[Element data from apps and pages]
========
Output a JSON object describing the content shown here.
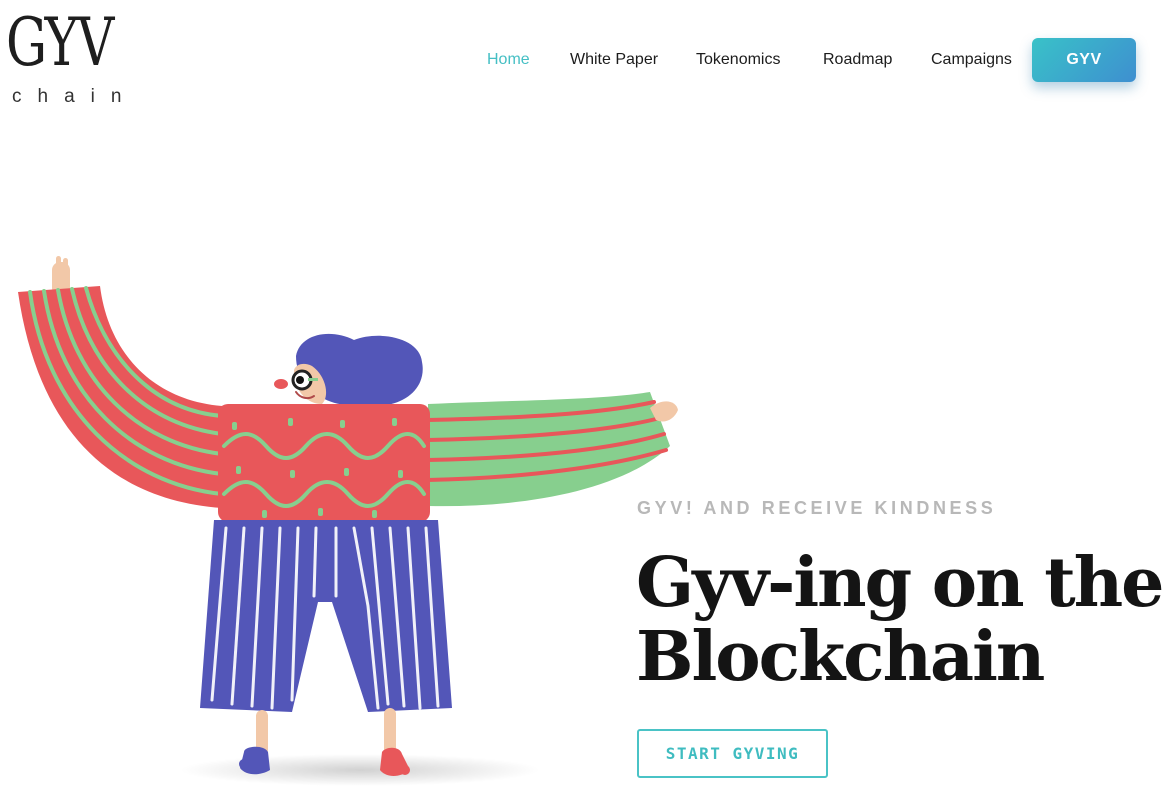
{
  "logo": {
    "main": "GYV",
    "sub": "chain"
  },
  "nav": {
    "items": [
      {
        "label": "Home",
        "active": true
      },
      {
        "label": "White Paper",
        "active": false
      },
      {
        "label": "Tokenomics",
        "active": false
      },
      {
        "label": "Roadmap",
        "active": false
      },
      {
        "label": "Campaigns",
        "active": false
      }
    ],
    "cta_label": "GYV"
  },
  "hero": {
    "eyebrow": "GYV! AND RECEIVE KINDNESS",
    "headline": "Gyv-ing on the Blockchain",
    "button_label": "START GYVING"
  },
  "colors": {
    "accent": "#45bfc4",
    "cta_gradient_start": "#39c2c8",
    "cta_gradient_end": "#3e8fd0",
    "sweater_red": "#e8575a",
    "sleeve_green": "#87cf8e",
    "pants_blue": "#5356b8",
    "headline": "#141414",
    "eyebrow": "#b8b8b8"
  },
  "illustration": {
    "name": "clay-figure-with-open-arms"
  }
}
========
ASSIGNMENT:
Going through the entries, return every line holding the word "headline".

RESPONSE AREA:
    "headline": "Gyv-ing on the Blockchain",
    "headline": "#141414",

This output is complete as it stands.